Scientists at the University of Wisconsin in Madison (USA) have discovered one of the key reasons for the dispersal of people on Earth and the emergence of human civilization. It was the climatic changes caused by the oscillations of the Earth's axis. This was announced in a press release on Phys.org.
Researchers have tracked climate and vegetation changes in Africa, Arabia and the Mediterranean over the past 140,000 years. The paper describes a dynamic model that shows when regions were wetter or drier and vegetation cover provided migration corridors for people.
The model shows that about 125,000 years ago, there was an increase in the summer monsoon rainfall in northern Africa and the Arabian Peninsula. This led to a decrease in the area of the deserts of the Sahara and Arabia due to the expansion of pastures. In the Mediterranean and the Levant (an area that includes Syria, Lebanon, Jordan, Israel and Palestine), winter precipitation also increased.
These changes are due to the position of the Earth relative to the Sun. The northern hemisphere was closer to the sun in summer than the southern one, and farther in winter. This contributed to warm, humid summers and cold winters.
About 70-15 thousand years ago, there was an ice age on Earth, while the presence of ice sheets intensified winter Mediterranean storms and led to a drier climate and shrinking ice sheets near the equator.
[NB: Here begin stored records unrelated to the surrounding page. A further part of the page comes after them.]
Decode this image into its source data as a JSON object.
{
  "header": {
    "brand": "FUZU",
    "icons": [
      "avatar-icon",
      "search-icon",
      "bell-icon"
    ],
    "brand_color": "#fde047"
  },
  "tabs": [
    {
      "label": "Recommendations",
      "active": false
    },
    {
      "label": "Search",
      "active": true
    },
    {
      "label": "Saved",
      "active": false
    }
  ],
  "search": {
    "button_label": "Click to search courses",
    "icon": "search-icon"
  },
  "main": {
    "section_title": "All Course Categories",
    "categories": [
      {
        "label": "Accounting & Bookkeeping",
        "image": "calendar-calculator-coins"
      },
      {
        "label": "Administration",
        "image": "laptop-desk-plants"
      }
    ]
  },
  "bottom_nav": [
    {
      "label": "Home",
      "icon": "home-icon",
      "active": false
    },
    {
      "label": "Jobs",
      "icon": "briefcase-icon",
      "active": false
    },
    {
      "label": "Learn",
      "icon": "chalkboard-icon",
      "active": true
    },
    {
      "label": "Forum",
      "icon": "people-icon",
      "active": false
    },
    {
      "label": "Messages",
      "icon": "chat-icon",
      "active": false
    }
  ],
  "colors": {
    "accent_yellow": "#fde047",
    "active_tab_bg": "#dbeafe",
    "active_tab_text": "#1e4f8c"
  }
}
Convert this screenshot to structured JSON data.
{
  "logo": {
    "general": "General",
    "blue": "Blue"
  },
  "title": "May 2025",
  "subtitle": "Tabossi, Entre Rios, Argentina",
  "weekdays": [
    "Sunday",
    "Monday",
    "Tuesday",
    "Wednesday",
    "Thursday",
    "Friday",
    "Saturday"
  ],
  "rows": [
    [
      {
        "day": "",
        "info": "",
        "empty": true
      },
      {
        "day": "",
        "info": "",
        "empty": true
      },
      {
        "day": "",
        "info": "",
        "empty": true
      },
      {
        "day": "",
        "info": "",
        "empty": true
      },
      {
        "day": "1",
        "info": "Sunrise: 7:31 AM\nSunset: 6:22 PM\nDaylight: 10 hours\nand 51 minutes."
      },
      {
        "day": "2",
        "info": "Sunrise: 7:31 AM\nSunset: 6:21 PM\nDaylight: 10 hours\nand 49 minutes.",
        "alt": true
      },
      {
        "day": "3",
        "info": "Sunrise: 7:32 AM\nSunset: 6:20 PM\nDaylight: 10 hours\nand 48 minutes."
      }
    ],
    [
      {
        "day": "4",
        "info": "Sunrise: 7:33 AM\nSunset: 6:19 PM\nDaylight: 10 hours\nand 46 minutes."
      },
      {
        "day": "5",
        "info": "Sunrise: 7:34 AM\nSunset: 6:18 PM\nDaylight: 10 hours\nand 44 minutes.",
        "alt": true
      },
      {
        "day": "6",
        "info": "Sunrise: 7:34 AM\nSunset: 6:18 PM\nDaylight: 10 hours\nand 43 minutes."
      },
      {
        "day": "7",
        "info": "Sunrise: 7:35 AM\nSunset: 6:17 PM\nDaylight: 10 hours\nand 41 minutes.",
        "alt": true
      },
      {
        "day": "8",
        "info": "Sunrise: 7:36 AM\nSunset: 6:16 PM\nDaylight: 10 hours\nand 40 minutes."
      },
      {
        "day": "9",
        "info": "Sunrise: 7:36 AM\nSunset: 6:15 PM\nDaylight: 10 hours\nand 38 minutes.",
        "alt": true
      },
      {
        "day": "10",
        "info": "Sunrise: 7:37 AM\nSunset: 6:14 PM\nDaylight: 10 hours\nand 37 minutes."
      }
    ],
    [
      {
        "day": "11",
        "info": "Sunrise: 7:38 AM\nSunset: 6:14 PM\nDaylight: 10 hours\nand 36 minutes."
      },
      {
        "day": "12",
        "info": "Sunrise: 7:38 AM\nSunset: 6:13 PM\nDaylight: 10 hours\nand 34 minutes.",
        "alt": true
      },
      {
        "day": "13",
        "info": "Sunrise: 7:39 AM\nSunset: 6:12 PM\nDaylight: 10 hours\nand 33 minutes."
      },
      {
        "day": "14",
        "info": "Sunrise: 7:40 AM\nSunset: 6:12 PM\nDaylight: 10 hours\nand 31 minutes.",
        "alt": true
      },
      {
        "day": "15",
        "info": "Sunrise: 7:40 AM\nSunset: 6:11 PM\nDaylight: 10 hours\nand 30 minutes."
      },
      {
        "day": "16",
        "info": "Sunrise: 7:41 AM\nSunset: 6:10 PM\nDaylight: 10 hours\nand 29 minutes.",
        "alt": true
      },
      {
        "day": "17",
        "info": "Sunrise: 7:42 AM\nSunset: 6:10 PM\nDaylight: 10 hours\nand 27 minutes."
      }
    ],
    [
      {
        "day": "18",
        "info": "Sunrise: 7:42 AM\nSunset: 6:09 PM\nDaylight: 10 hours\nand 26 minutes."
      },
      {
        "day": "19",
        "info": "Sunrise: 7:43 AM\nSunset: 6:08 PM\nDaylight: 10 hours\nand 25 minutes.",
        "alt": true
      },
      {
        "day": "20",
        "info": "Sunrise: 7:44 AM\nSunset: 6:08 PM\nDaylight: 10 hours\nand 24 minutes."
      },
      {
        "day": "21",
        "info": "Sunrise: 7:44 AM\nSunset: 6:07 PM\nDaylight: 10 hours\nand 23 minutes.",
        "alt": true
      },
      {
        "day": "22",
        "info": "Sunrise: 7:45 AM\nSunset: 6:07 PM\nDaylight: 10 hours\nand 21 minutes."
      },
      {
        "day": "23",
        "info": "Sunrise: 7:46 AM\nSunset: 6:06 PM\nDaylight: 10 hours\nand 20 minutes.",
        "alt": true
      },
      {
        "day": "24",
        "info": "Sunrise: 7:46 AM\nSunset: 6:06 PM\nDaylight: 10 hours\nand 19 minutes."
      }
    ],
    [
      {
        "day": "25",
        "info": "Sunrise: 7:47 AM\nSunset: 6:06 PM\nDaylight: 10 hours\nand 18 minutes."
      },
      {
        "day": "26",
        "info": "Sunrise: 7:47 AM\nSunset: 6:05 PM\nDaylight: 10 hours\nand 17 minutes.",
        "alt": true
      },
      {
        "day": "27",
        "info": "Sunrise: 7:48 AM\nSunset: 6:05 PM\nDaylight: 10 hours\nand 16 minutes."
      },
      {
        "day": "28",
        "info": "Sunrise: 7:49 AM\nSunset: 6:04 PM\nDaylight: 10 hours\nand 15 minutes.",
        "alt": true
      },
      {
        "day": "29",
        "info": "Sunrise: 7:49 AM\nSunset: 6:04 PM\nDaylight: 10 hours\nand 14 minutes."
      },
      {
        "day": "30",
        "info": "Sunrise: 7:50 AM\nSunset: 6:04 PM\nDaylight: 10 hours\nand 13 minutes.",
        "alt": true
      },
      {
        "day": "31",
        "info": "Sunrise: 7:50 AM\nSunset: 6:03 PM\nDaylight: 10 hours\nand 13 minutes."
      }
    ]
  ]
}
This facilitated the migration of settling people to humid areas with a large number of plants.